Then follows the definitions of "being associated with what one does not like" and "being disassociated with what one does like". They are so complex and tedious that the reader tends to skip over them leaving the impression that it is probably a philosophical theory – but actually all it is, is the ever continuing dictionary definitions.
I cannot believe Buddha was so one-sided, and basically of little intelligence! The list completely lacks the usual logical Buddhist objective view. Everyone already knows that displeasure is suffering – why isn't there any discussion of the association with what one likes and getting what one desires?
Compare the above quote from the First Truth to the completely different level of thought in The Second Truth which discusses why pleasure and delight is suffering. The following passage is one of ten almost identical passages in the Second Truth, which examine the Aggregates and their relationship to the six sense bases in precise logical detail.
"The rolling in thoughts of visible objects in the world [of mind and matter] is enticing and pleasurable; there this craving arises and gets established. The rolling in thoughts of sounds … is enticing and pleasurable; there this craving arises and gets established. The rolling in thoughts of smells … is enticing and pleasurable; there this craving arises and gets established. The rolling in thoughts of tastes … is enticing and pleasurable; there this craving arises and gets established. The rolling in thoughts of touch … is enticing and pleasurable; there this craving arises and gets established. The rolling in thoughts of mind objects, mental contents in the world [of mind and matter] is enticing and pleasurable; there this craving arises and gets established."
But – the First Truth hasn't finished yet!Following the dictionary definitions, there is a section which attempts to give an emotional content:
And then so on, through all the instances of sickness, death, sorrow, lamentation, pain, grief and distress... it is suffering merely to read it !... until we get to THIS ONE BIT OF LIGHT IN THE DARKNESS:
"And how, monks, in short, is clinging to the five aggregates suffering? It is as follows – clinging to the aggregate of matter is suffering, clinging to the aggregate of sensation is suffering, clinging to the aggregate of perception is suffering, clinging to the aggregate of reaction is suffering, clinging to the aggregate of consciousness is suffering. This, monks, in short, is called suffering because of clinging to these five aggregates."

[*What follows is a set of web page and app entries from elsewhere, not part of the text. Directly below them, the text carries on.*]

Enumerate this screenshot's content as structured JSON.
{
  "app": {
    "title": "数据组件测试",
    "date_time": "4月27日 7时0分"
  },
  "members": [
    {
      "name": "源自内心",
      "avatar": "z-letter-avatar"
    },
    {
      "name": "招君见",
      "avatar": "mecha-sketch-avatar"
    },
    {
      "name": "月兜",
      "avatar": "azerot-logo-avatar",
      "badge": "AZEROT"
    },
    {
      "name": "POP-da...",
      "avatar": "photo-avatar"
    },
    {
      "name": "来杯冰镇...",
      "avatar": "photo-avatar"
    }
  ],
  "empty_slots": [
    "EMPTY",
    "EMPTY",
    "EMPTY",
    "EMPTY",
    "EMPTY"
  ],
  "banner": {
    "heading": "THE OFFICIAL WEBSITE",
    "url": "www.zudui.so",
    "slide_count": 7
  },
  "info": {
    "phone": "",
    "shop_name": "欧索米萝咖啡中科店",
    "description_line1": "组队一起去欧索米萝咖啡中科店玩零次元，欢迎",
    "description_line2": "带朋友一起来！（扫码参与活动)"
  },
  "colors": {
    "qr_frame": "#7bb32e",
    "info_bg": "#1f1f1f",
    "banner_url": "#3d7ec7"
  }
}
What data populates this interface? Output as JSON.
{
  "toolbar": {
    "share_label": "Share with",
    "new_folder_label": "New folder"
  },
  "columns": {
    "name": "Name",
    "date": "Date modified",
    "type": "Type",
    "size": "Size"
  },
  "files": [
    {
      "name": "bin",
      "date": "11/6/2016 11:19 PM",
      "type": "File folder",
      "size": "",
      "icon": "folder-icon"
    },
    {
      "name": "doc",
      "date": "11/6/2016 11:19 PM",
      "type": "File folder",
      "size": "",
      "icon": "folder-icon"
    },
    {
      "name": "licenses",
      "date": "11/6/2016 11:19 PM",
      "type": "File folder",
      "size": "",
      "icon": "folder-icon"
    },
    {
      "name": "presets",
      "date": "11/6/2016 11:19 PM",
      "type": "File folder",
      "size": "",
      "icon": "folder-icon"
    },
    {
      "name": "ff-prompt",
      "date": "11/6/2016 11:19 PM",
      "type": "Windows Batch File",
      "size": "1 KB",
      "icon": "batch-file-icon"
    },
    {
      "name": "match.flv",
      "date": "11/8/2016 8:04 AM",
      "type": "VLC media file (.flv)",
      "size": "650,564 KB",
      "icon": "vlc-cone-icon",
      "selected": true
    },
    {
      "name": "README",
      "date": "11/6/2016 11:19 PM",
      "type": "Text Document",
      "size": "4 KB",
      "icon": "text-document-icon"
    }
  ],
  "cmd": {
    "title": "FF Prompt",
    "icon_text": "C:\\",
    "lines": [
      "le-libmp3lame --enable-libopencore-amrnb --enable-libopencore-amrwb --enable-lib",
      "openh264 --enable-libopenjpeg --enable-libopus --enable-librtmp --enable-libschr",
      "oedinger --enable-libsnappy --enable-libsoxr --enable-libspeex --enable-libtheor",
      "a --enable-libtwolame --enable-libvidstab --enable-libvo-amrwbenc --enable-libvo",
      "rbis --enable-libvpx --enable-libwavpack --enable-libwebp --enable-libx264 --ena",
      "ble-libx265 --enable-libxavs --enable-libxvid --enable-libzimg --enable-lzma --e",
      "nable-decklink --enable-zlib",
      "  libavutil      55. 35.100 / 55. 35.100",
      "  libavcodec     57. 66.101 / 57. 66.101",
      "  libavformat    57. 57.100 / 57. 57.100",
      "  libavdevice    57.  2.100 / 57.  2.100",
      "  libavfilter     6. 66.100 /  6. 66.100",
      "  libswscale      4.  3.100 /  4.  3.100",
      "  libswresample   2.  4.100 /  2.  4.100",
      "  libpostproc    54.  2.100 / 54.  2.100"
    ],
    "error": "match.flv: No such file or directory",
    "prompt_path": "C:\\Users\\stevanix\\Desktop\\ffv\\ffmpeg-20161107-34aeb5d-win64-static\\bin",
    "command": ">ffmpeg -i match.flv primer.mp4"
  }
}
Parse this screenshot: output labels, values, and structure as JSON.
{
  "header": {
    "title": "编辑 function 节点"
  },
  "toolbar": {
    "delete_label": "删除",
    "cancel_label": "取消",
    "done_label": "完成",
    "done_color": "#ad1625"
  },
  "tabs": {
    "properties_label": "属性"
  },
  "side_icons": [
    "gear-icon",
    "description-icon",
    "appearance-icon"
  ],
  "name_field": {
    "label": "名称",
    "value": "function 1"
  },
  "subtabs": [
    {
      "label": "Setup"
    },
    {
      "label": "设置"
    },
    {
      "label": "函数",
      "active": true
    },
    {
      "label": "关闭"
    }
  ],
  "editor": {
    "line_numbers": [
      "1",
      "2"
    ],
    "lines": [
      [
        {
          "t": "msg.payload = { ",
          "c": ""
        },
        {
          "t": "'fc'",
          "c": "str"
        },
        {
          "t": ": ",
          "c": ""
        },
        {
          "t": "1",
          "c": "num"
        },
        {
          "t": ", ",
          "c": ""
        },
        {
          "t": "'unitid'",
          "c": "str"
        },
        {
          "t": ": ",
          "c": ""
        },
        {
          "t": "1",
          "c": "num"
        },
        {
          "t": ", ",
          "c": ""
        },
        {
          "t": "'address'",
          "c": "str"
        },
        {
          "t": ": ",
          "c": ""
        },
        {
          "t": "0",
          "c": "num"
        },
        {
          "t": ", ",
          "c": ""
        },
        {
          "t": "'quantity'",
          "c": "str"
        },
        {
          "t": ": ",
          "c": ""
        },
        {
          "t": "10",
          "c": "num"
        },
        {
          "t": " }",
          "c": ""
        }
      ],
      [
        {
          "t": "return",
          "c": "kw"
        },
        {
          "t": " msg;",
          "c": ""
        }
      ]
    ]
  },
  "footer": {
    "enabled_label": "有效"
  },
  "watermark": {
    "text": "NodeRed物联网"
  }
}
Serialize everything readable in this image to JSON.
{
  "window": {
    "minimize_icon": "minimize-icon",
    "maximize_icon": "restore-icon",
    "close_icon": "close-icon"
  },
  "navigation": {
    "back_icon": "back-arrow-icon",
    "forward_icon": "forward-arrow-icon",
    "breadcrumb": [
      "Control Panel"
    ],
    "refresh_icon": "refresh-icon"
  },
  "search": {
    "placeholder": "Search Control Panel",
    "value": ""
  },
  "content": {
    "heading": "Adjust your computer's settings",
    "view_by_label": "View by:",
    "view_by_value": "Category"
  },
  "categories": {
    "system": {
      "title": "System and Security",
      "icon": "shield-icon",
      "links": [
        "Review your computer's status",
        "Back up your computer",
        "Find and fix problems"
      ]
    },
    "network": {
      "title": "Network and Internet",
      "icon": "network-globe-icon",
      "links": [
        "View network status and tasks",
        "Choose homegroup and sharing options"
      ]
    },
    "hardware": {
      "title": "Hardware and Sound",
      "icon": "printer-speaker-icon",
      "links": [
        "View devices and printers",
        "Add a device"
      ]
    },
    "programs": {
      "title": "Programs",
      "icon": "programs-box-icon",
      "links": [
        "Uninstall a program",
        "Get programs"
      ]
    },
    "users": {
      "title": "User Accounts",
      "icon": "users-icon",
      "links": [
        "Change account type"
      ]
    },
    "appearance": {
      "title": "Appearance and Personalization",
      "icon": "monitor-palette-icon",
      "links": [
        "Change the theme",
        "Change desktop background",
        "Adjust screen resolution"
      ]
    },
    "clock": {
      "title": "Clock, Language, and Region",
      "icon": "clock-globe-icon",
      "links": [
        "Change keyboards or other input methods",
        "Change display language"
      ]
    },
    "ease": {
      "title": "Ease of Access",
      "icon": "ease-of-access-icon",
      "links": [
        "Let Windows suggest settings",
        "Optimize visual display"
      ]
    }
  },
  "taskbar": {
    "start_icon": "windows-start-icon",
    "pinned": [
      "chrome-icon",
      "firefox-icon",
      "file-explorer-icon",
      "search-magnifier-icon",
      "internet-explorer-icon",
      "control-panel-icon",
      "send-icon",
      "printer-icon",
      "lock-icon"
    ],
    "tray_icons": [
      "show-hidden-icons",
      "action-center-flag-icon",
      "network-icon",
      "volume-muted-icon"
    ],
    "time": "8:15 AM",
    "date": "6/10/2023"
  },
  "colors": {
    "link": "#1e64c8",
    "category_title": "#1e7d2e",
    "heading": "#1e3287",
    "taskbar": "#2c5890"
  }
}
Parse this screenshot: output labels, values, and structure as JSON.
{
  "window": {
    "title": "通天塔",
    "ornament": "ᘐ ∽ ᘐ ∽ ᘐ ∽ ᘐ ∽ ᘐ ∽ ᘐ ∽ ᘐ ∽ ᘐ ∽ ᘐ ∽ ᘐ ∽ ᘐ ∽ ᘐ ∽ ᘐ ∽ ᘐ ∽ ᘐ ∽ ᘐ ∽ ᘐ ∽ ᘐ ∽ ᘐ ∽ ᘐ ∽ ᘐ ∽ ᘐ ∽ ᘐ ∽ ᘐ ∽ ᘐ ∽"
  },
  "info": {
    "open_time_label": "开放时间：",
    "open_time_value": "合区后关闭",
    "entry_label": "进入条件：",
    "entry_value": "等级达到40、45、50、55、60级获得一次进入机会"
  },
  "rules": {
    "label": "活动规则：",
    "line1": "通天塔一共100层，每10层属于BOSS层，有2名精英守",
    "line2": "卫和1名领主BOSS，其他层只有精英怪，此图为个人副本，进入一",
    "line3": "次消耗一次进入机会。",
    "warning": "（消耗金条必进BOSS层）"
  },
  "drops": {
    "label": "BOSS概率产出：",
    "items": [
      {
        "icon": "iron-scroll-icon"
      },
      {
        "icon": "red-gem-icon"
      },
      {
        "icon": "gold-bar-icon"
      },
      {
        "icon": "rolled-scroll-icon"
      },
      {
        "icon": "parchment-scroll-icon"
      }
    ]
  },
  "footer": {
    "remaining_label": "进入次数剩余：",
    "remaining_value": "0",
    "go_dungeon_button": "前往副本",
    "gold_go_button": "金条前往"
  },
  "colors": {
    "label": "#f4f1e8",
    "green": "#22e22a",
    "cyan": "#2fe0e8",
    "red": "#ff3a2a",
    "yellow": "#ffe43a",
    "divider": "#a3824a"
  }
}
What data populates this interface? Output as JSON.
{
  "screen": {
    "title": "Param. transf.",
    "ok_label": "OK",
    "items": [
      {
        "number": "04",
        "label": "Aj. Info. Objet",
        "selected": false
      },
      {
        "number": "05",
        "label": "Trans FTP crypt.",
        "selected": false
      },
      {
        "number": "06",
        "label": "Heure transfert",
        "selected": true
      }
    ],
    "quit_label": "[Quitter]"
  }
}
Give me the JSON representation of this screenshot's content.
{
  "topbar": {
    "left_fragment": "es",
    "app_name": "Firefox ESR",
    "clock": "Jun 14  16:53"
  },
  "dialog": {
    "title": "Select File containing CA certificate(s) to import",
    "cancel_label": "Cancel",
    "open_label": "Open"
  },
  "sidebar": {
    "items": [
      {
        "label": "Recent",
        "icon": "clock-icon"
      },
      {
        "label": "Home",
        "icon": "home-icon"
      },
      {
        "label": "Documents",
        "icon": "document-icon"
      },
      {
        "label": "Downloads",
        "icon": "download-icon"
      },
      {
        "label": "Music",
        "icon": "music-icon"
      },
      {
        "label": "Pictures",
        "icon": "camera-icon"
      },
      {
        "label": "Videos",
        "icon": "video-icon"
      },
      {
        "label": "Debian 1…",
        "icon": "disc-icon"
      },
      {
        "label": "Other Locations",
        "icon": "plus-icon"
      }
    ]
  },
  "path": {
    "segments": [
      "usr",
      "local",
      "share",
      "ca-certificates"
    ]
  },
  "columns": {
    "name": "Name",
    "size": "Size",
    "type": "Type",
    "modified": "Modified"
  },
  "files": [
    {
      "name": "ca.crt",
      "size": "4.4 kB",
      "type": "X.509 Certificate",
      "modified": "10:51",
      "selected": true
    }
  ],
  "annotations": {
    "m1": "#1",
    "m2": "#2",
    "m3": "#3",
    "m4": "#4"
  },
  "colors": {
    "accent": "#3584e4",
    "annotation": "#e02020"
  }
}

We would be lost without the aggregates... and even this section is COMPLETELY CONFUSING because the aggregates are presented only in the context of "the aggregates of clinging" and so the text is inextricably dominated by the idea of clinging.
As i discuss in Buddhism, Dukkha, and Repetitions
The Five Aggregates are defined only in terms of "the Five Aggregates of Clinging". 'Clinging' severely limits their interpretation and their potential as a universal theory.
Attachments, especially extreme attachments like clinging, are just one of the possible consequences of the repetitions.
Please see the Aggregates to clarify this new idea which Buddha had. The words for such phenomena didn't exist in those times.
In closing, it must be mentioned that mixed among all of the different forms of Buddhism, are Buddhists of great faith, treating others with something deeper than respect, satisfied to embrace the ancient texts as divine. And this faith alone can overcome many obstacles.